Las Gatas is known for it's excellent snorkeling, courtesy of the rocky break that extends across the mouth of the inlet. (At least I think it's called an inlet...) The beach can feel a little crowded if all those tables are full, but it takes a LOT of people to fill those up.

We live just beyond the cruise ship and it was fun to see it from the opposite side of the bay. We kept waiting for it to move a little bit more so we could point out our place to our friends, but the cruise ship was very uncooperative.

Wednesday, February 10, 2010

This Writing Life

I haven't talked much about fiction writing this year because I hadn't written any fiction this year. Between caring for my grandmother for most of December, then getting back into my routine back here, then writing freelance articles for MONEY (I already have thirty published articles!) then, uhh... deciding to move to Michigan, my creative juices have sort of been on hold.

I sent the second draft out to a handful of beta readers in December and I've read their comments as they've trickled in but had yet to do anything with them. I came up with an AWESOME young adult idea in December that I'm still really really excited about, but I haven't been able to come up with a storyline that really clicks for me, so it's just sitting there. I've done hours of research, just not plotting.

I've been thinking about my new idea and my current wip but just haven't had the urge to get to them. Well last week my friend Lurker Monkey posted a prompt for our monthly flash fiction group and I wrote half the story before I could even reply to the blog post.

Read my story here.

Then Monday I decided enough was enough and I began compiling my beta readers' notes into one document. Let's just say there are a looooooot of comments in that first chapter. Wow. By Tuesday night at 8:30 (just in time for the Lost premiere -- we're a week behind the US schedule) I had all my notes plugged in and I'm officially ready to begin draft #3.

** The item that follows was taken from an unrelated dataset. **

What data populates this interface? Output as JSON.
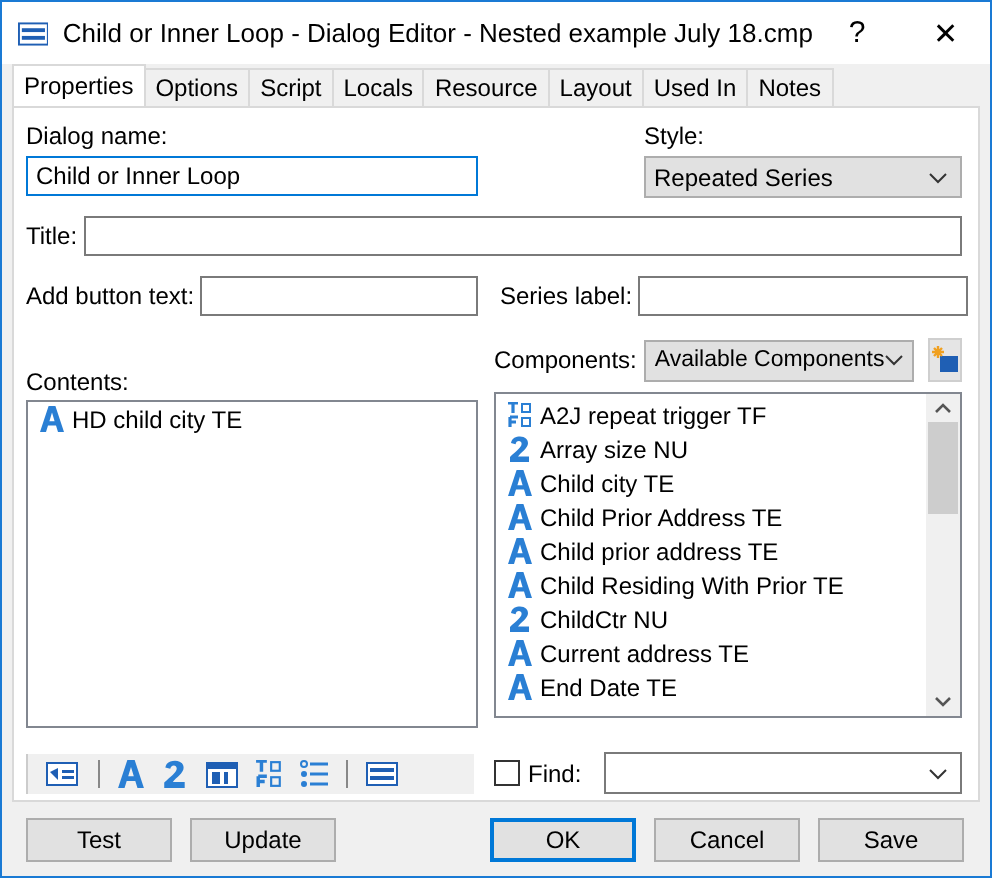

I leave for Michigan in two weeks and I decided that if I don't start working on my wip before I go it'll be too easy to keep putting it off -- even though I LOVE my story. It means too much to me not to keep moving forward. And this will give me something to do on the plane other than worry about Owen.